Having come under tremendous pressure, Greater Manchester Mayor, Andy Burnham, has delayed the introduction of Manchester’s Clean Air Zone (CAZ)
As a result of huge pressure from local businesses who were presenting the very real threat of Manchester’s CAZ marking the end of numerous businesses across a wide range of sectors, Andy Burnham request a postponement of his own CAZ that was designed to help the region deliver legal levels of NO2.
It is widely expected that Burnham will need to go back to the drawing board to work out how he can clean up the region.
Under the current plans, buses, coaches and HGVs would’ve been charged £60 per day, taxis and private hire vehicles £7.50 per day, and LGVs such as vans and minibuses £10 per day.
The costs were set to be rolled out across all nine Greater Manchester boroughs and run seven days per week.
Local BBC Radio Manchester host, Mike Sweeney, reported he’d had the busiest phone-ins of his 25 year career with angry business owners worried about the implications this would have on their businesses.
And with the pressure mounting, Burnham requested he be given longer to meet targets, a move the Department for Environment, Food & Rural Affairs (Defra) approved.
The postponement has given Burnham no later than 2026 to bring in any changes, but as part of this agreement he does need to implement any action ‘as soon as possible’ – so the delay may not last that long.
According to the Department for Environment, Food & Rural Affairs (Defra), since their proposals were submitted in 2019, there have been a number of challenges, including the impact of COVID-19 on supply chains and the price and availability of second hand vehicles.

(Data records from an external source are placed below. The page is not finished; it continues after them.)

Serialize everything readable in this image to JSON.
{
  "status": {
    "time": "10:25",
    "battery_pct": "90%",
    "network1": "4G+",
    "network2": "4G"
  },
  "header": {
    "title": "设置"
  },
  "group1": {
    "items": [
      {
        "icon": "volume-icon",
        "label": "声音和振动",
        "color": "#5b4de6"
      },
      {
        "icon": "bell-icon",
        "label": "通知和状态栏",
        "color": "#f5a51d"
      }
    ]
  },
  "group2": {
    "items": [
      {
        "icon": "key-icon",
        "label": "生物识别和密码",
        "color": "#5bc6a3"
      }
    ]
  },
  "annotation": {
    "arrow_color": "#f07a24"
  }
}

These impacts are believed to make it harder for people to upgrade to cleaner vehicles, which means the Clean Air Zone is unlikely to deliver compliance with legal limits by 2024.

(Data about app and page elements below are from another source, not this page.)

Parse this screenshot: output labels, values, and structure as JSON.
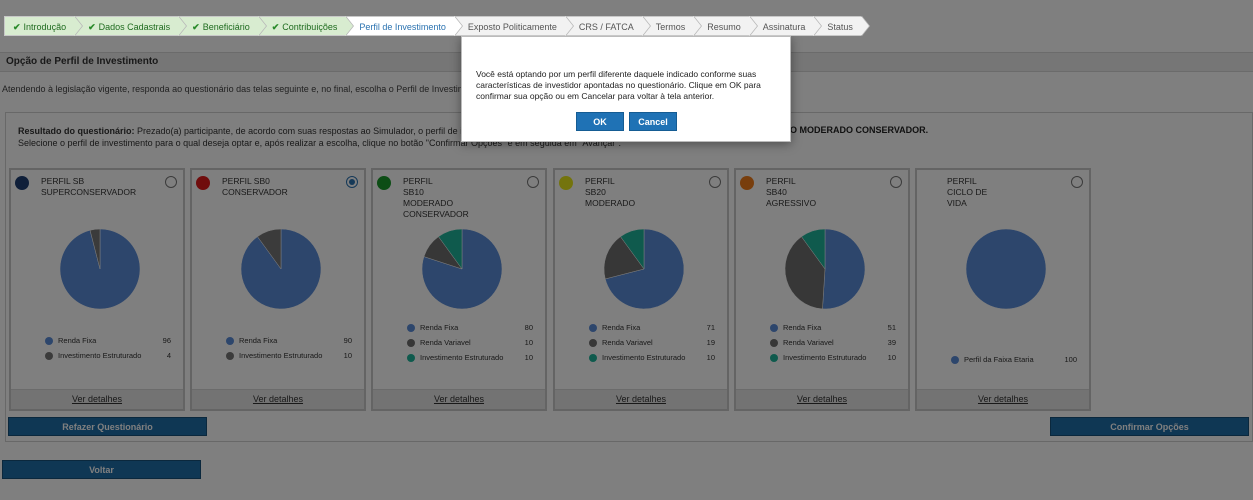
{
  "steps": [
    {
      "label": "Introdução",
      "state": "done"
    },
    {
      "label": "Dados Cadastrais",
      "state": "done"
    },
    {
      "label": "Beneficiário",
      "state": "done"
    },
    {
      "label": "Contribuições",
      "state": "done"
    },
    {
      "label": "Perfil de Investimento",
      "state": "active"
    },
    {
      "label": "Exposto Politicamente",
      "state": "todo"
    },
    {
      "label": "CRS / FATCA",
      "state": "todo"
    },
    {
      "label": "Termos",
      "state": "todo"
    },
    {
      "label": "Resumo",
      "state": "todo"
    },
    {
      "label": "Assinatura",
      "state": "todo"
    },
    {
      "label": "Status",
      "state": "todo"
    }
  ],
  "section_title": "Opção de Perfil de Investimento",
  "intro_text": "Atendendo à legislação vigente, responda ao questionário das telas seguinte e, no final, escolha o Perfil de Investimento que melhor se",
  "result": {
    "label": "Resultado do questionário:",
    "line1": " Prezado(a) participante, de acordo com suas respostas ao Simulador, o perfil de investimento recom",
    "line1_end": "O MODERADO CONSERVADOR.",
    "line2": "Selecione o perfil de investimento para o qual deseja optar e, após realizar a escolha, clique no botão \"Confirmar Opções\" e em seguida em \"Avançar\"."
  },
  "colors": {
    "renda_fixa": "#5b8dd9",
    "investimento_estruturado": "#777777",
    "renda_variavel": "#6e6e6e",
    "teal": "#1fb59a"
  },
  "profiles": [
    {
      "title": "PERFIL SB SUPERCONSERVADOR",
      "title_lines": [
        "PERFIL SB",
        "SUPERCONSERVADOR"
      ],
      "dot_color": "#1e3f73",
      "selected": false,
      "legend": [
        {
          "label": "Renda Fixa",
          "value": "96",
          "color": "#5b8dd9"
        },
        {
          "label": "Investimento Estruturado",
          "value": "4",
          "color": "#777777"
        }
      ],
      "details": "Ver detalhes"
    },
    {
      "title": "PERFIL SB0 CONSERVADOR",
      "title_lines": [
        "PERFIL SB0",
        "CONSERVADOR"
      ],
      "dot_color": "#e01b1b",
      "selected": true,
      "legend": [
        {
          "label": "Renda Fixa",
          "value": "90",
          "color": "#5b8dd9"
        },
        {
          "label": "Investimento Estruturado",
          "value": "10",
          "color": "#777777"
        }
      ],
      "details": "Ver detalhes"
    },
    {
      "title": "PERFIL SB10 MODERADO CONSERVADOR",
      "title_lines": [
        "PERFIL",
        "SB10",
        "MODERADO",
        "CONSERVADOR"
      ],
      "dot_color": "#1a9a2a",
      "selected": false,
      "legend": [
        {
          "label": "Renda Fixa",
          "value": "80",
          "color": "#5b8dd9"
        },
        {
          "label": "Renda Variavel",
          "value": "10",
          "color": "#6e6e6e"
        },
        {
          "label": "Investimento Estruturado",
          "value": "10",
          "color": "#1fb59a"
        }
      ],
      "details": "Ver detalhes"
    },
    {
      "title": "PERFIL SB20 MODERADO",
      "title_lines": [
        "PERFIL",
        "SB20",
        "MODERADO"
      ],
      "dot_color": "#e8e81a",
      "selected": false,
      "legend": [
        {
          "label": "Renda Fixa",
          "value": "71",
          "color": "#5b8dd9"
        },
        {
          "label": "Renda Variavel",
          "value": "19",
          "color": "#6e6e6e"
        },
        {
          "label": "Investimento Estruturado",
          "value": "10",
          "color": "#1fb59a"
        }
      ],
      "details": "Ver detalhes"
    },
    {
      "title": "PERFIL SB40 AGRESSIVO",
      "title_lines": [
        "PERFIL",
        "SB40",
        "AGRESSIVO"
      ],
      "dot_color": "#f07d1a",
      "selected": false,
      "legend": [
        {
          "label": "Renda Fixa",
          "value": "51",
          "color": "#5b8dd9"
        },
        {
          "label": "Renda Variavel",
          "value": "39",
          "color": "#6e6e6e"
        },
        {
          "label": "Investimento Estruturado",
          "value": "10",
          "color": "#1fb59a"
        }
      ],
      "details": "Ver detalhes"
    },
    {
      "title": "PERFIL CICLO DE VIDA",
      "title_lines": [
        "PERFIL",
        "CICLO DE",
        "VIDA"
      ],
      "dot_color": "",
      "selected": false,
      "legend": [
        {
          "label": "Perfil da Faixa Etaria",
          "value": "100",
          "color": "#5b8dd9"
        }
      ],
      "details": "Ver detalhes"
    }
  ],
  "buttons": {
    "refazer": "Refazer Questionário",
    "confirmar": "Confirmar Opções",
    "voltar": "Voltar"
  },
  "modal": {
    "message": "Você está optando por um perfil diferente daquele indicado conforme suas características de investidor apontadas no questionário. Clique em OK para confirmar sua opção ou em Cancelar para voltar à tela anterior.",
    "ok": "OK",
    "cancel": "Cancel"
  }
}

Defra said: “The government has carefully considered the mayor’s proposal and following meetings last week and further discussions today, the Environment Secretary has agreed to allow a short delay to the implementation of the Clean Air Zone.
“This will allow Greater Manchester to provide further evidence and a revised plan by July setting out how it will deliver legal levels of NO2 as soon as possible and no later than 2026.”
It believes it is important for Greater Manchester to “get this right” considering the scale of the proposed Clean Air Zone is nearly three times the size of London’s Ultra Low Emissions Zone.